> _Task statement_
Work out how many lines below contain the word "Overnight", then give that number alone.

■ ■ ■ ■

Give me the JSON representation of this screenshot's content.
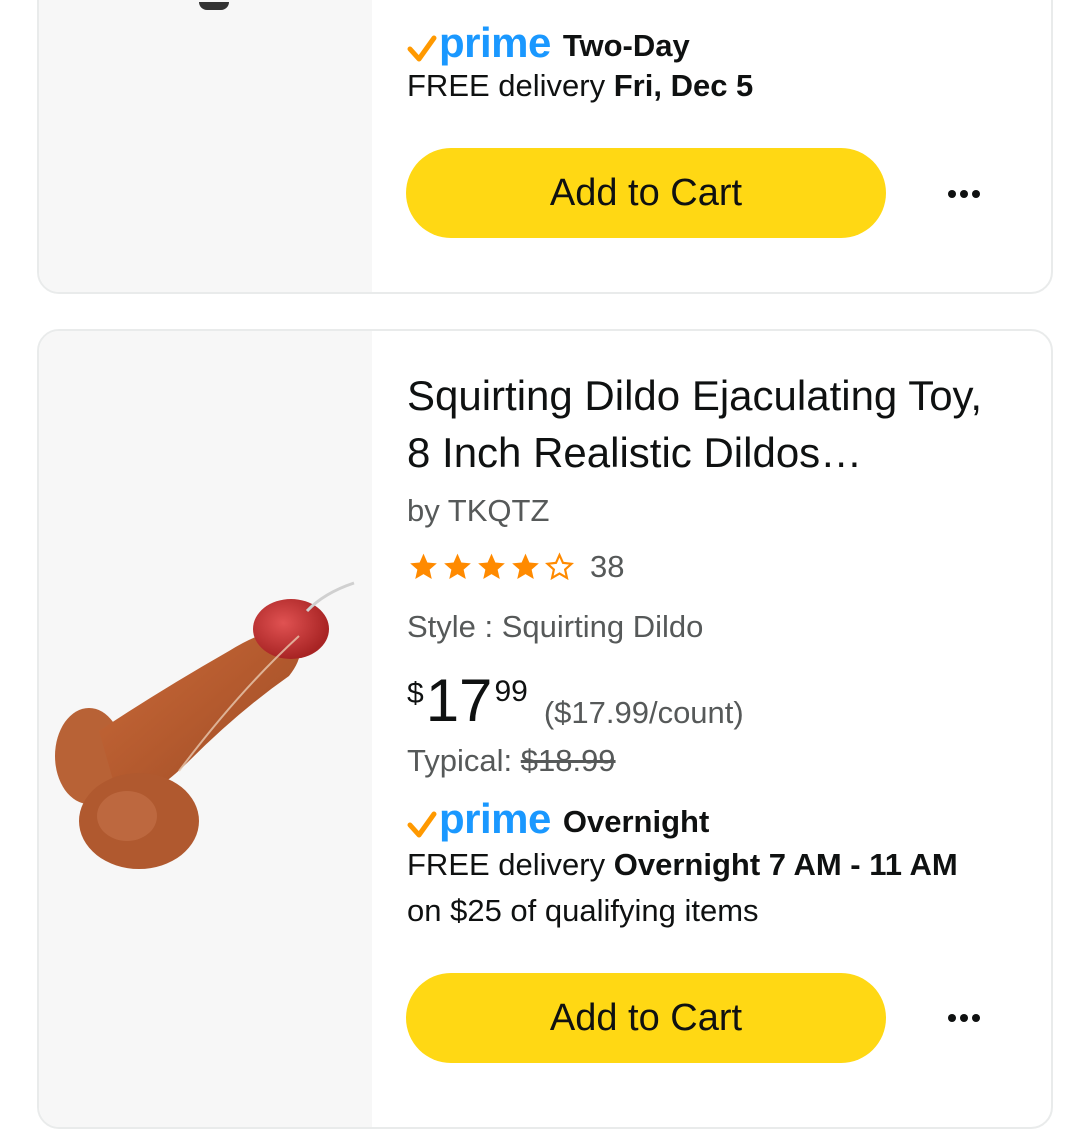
{
  "cards": [
    {
      "prime_badge": "prime",
      "delivery_speed": "Two-Day",
      "delivery_prefix": "FREE delivery",
      "delivery_date": "Fri, Dec 5",
      "add_to_cart": "Add to Cart",
      "more_icon": "ellipsis-icon"
    },
    {
      "title": "Squirting Dildo Ejaculating Toy, 8 Inch Realistic Dildos…",
      "brand": "by TKQTZ",
      "rating": 4.5,
      "rating_count": "38",
      "style": "Style : Squirting Dildo",
      "price_symbol": "$",
      "price_whole": "17",
      "price_fraction": "99",
      "unit_price": "($17.99/count)",
      "typical_label": "Typical:",
      "typical_price": "$18.99",
      "prime_badge": "prime",
      "delivery_speed": "Overnight",
      "delivery_prefix": "FREE delivery",
      "delivery_date": "Overnight 7 AM - 11 AM",
      "delivery_condition": "on $25 of qualifying items",
      "add_to_cart": "Add to Cart",
      "more_icon": "ellipsis-icon"
    }
  ],
  "colors": {
    "prime_blue": "#1a98ff",
    "prime_check": "#ff9900",
    "cart_yellow": "#ffd814",
    "star_orange": "#ff8a00",
    "secondary_text": "#565959"
  }
}
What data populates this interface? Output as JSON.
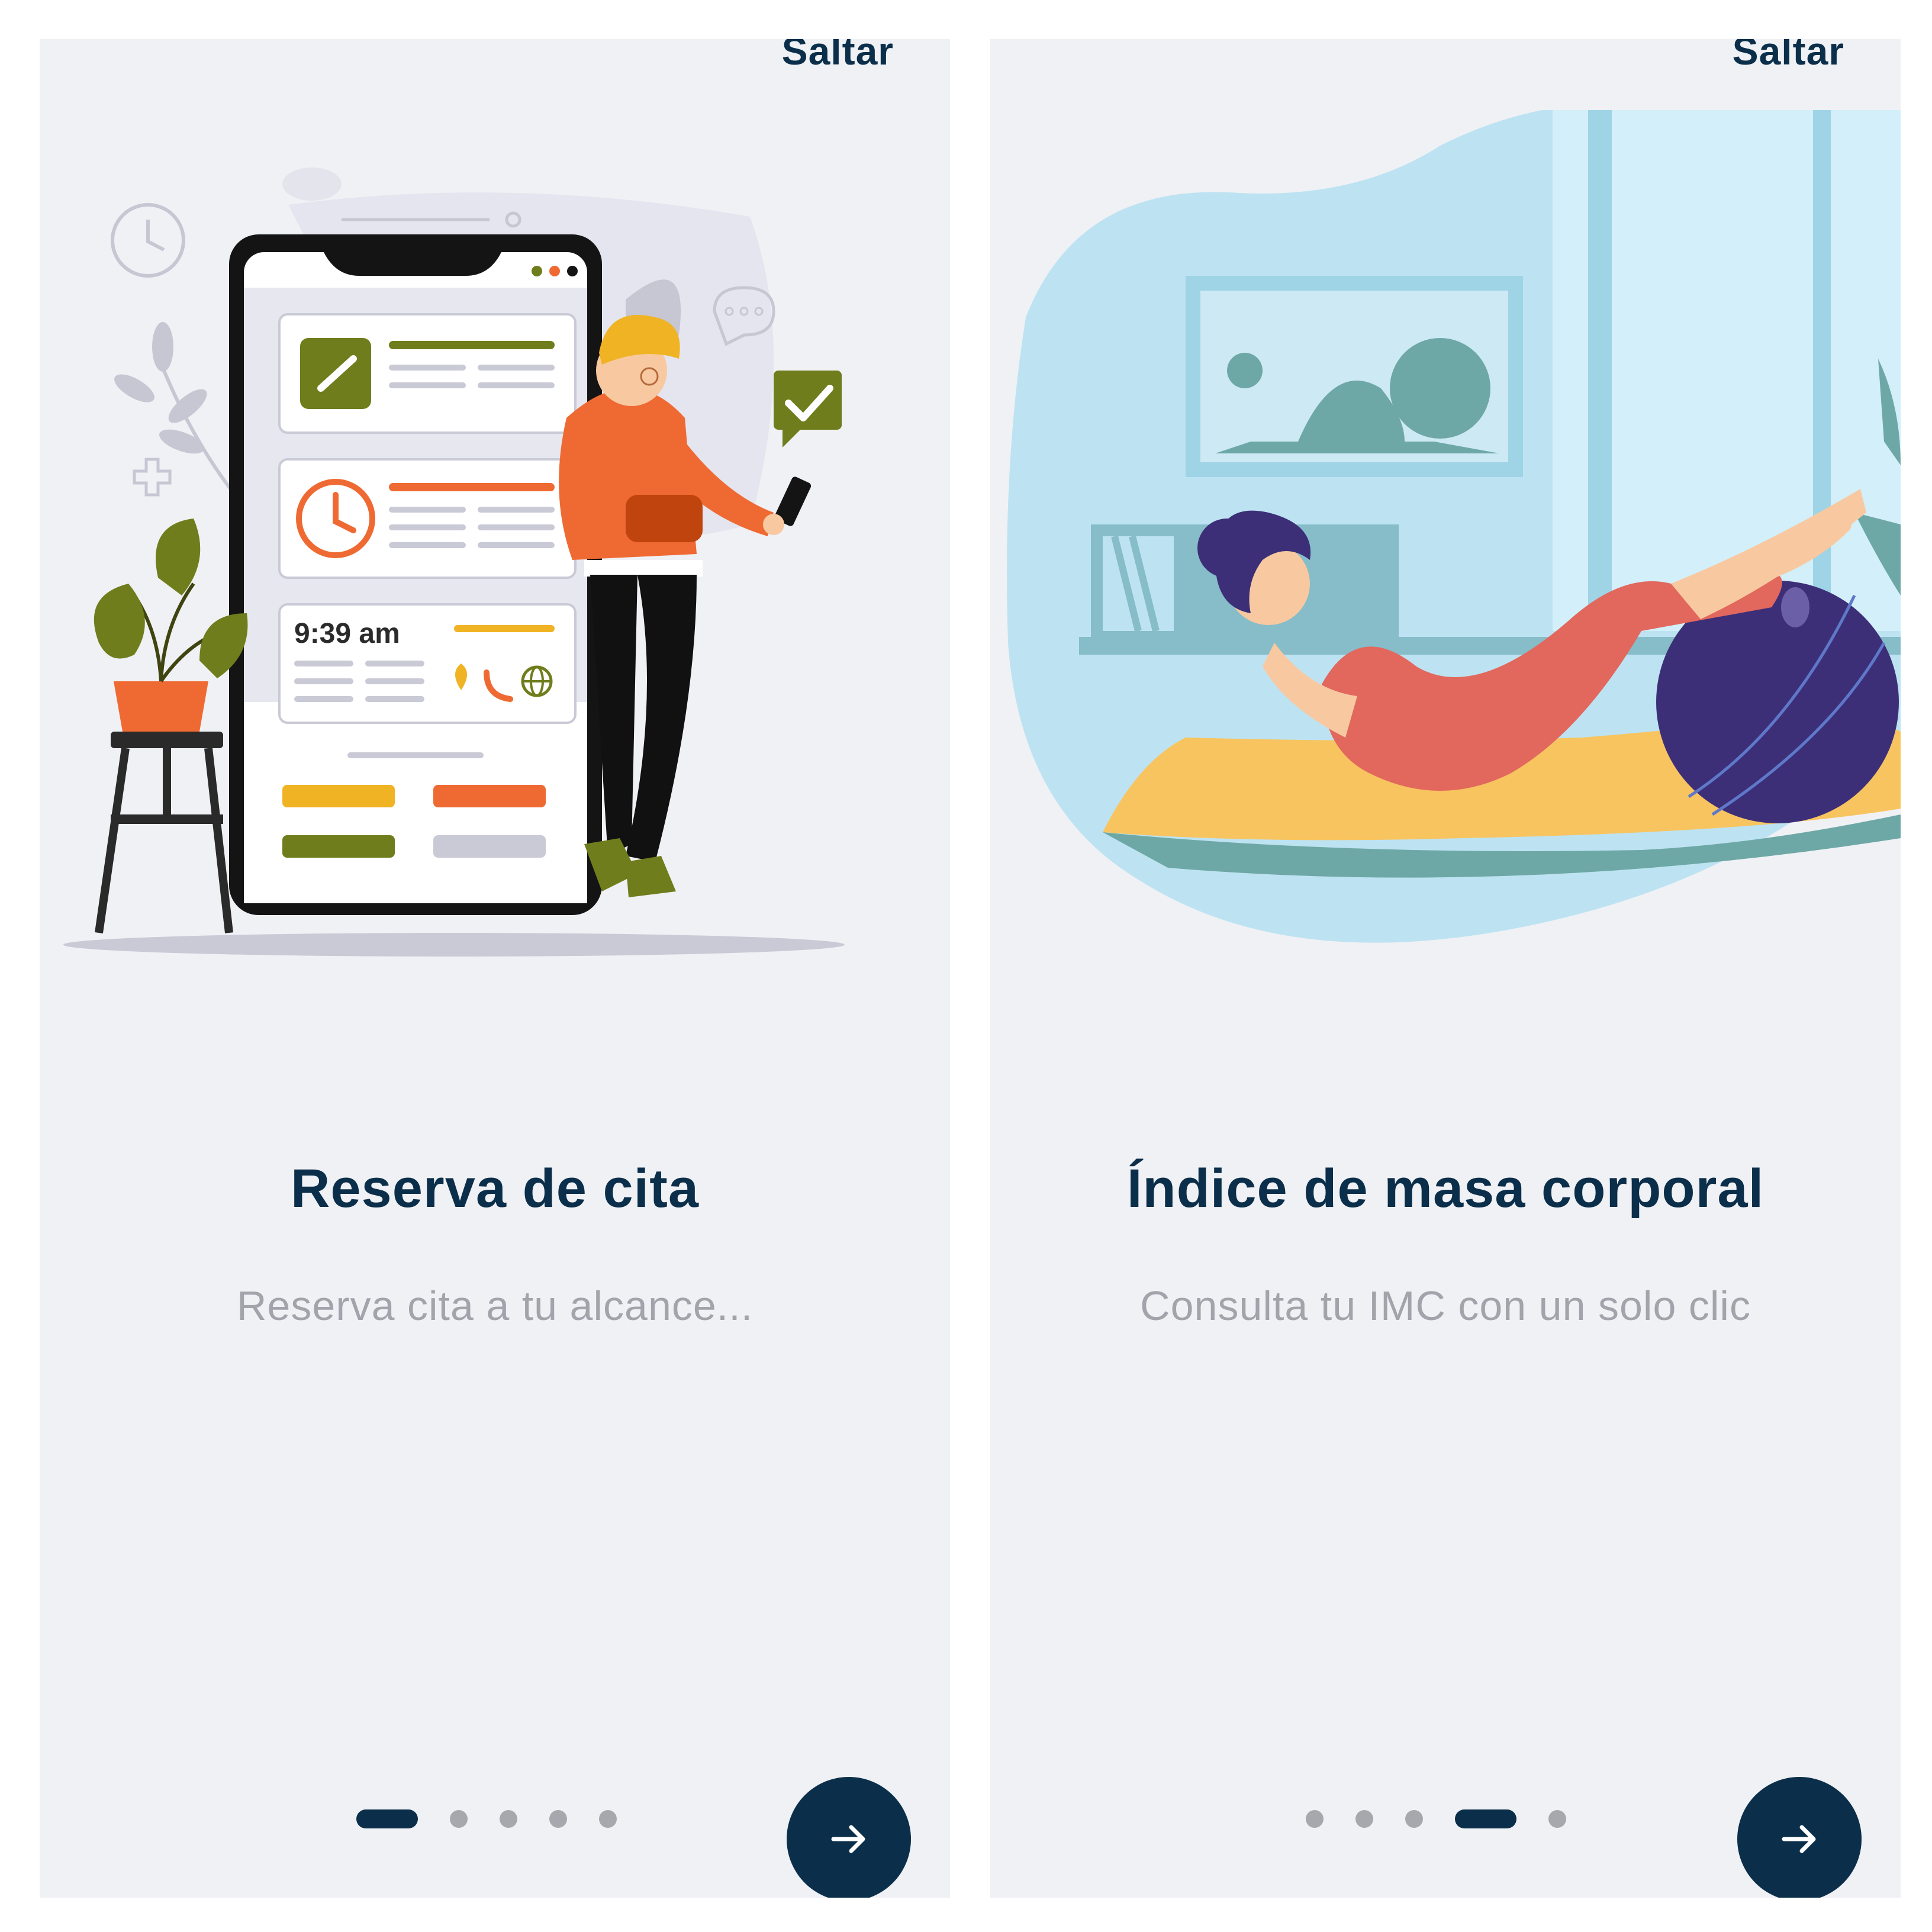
{
  "screens": [
    {
      "skip_label": "Saltar",
      "title": "Reserva de cita",
      "subtitle": "Reserva cita a tu alcance...",
      "illustration_time": "9:39 am",
      "pagination": {
        "total": 5,
        "active": 1
      },
      "next_icon": "arrow-right-icon"
    },
    {
      "skip_label": "Saltar",
      "title": "Índice de masa corporal",
      "subtitle": "Consulta tu IMC con un solo clic",
      "pagination": {
        "total": 5,
        "active": 4
      },
      "next_icon": "arrow-right-icon"
    }
  ],
  "colors": {
    "background": "#f0f1f5",
    "primary": "#0b2f4a",
    "subtitle": "#a3a3ab",
    "dot_inactive": "#a7a8ae",
    "olive": "#6f7d1c",
    "orange": "#ef6a33",
    "yellow": "#f0b323"
  }
}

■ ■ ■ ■

> _Answer space_
2